=== LISTED ENTRIES ===

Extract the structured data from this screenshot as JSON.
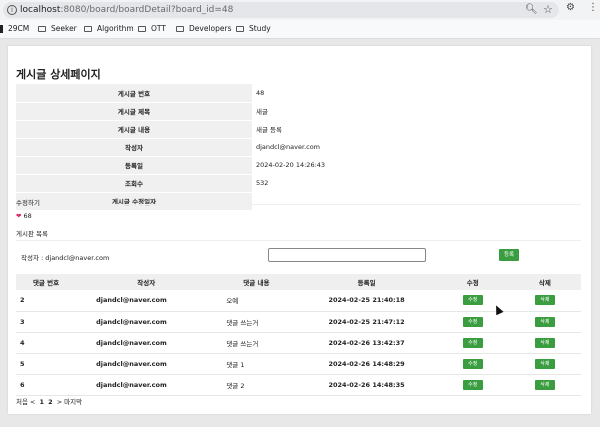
{
  "browser": {
    "url_host": "localhost",
    "url_rest": ":8080/board/boardDetail?board_id=48",
    "bookmarks": [
      "29CM",
      "Seeker",
      "Algorithm",
      "OTT",
      "Developers",
      "Study"
    ]
  },
  "page": {
    "title": "게시글 상세페이지",
    "detail_rows": [
      {
        "label": "게시글 번호",
        "value": "48"
      },
      {
        "label": "게시글 제목",
        "value": "새글"
      },
      {
        "label": "게시글 내용",
        "value": "새글 등록"
      },
      {
        "label": "작성자",
        "value": "djandcl@naver.com"
      },
      {
        "label": "등록일",
        "value": "2024-02-20 14:26:43"
      },
      {
        "label": "조회수",
        "value": "532"
      },
      {
        "label": "게시글 수정일자",
        "value": ""
      }
    ],
    "edit_link": "수정하기",
    "like_count": "68",
    "list_link": "게시판 목록",
    "comment_form": {
      "writer_label": "작성자 : djandcl@naver.com",
      "input_value": "",
      "submit_label": "등록"
    },
    "comments": {
      "headers": [
        "댓글 번호",
        "작성자",
        "댓글 내용",
        "등록일",
        "수정",
        "삭제"
      ],
      "edit_label": "수정",
      "delete_label": "삭제",
      "rows": [
        {
          "no": "2",
          "writer": "djandcl@naver.com",
          "content": "오예",
          "date": "2024-02-25 21:40:18"
        },
        {
          "no": "3",
          "writer": "djandcl@naver.com",
          "content": "댓글 쓰는거",
          "date": "2024-02-25 21:47:12"
        },
        {
          "no": "4",
          "writer": "djandcl@naver.com",
          "content": "댓글 쓰는거",
          "date": "2024-02-26 13:42:37"
        },
        {
          "no": "5",
          "writer": "djandcl@naver.com",
          "content": "댓글 1",
          "date": "2024-02-26 14:48:29"
        },
        {
          "no": "6",
          "writer": "djandcl@naver.com",
          "content": "댓글 2",
          "date": "2024-02-26 14:48:35"
        }
      ]
    },
    "pagination": {
      "first": "처음",
      "prev": "<",
      "pages": [
        "1",
        "2"
      ],
      "next": ">",
      "last": "마지막"
    }
  }
}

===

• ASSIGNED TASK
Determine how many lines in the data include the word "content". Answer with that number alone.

• RESPONSE AREA
5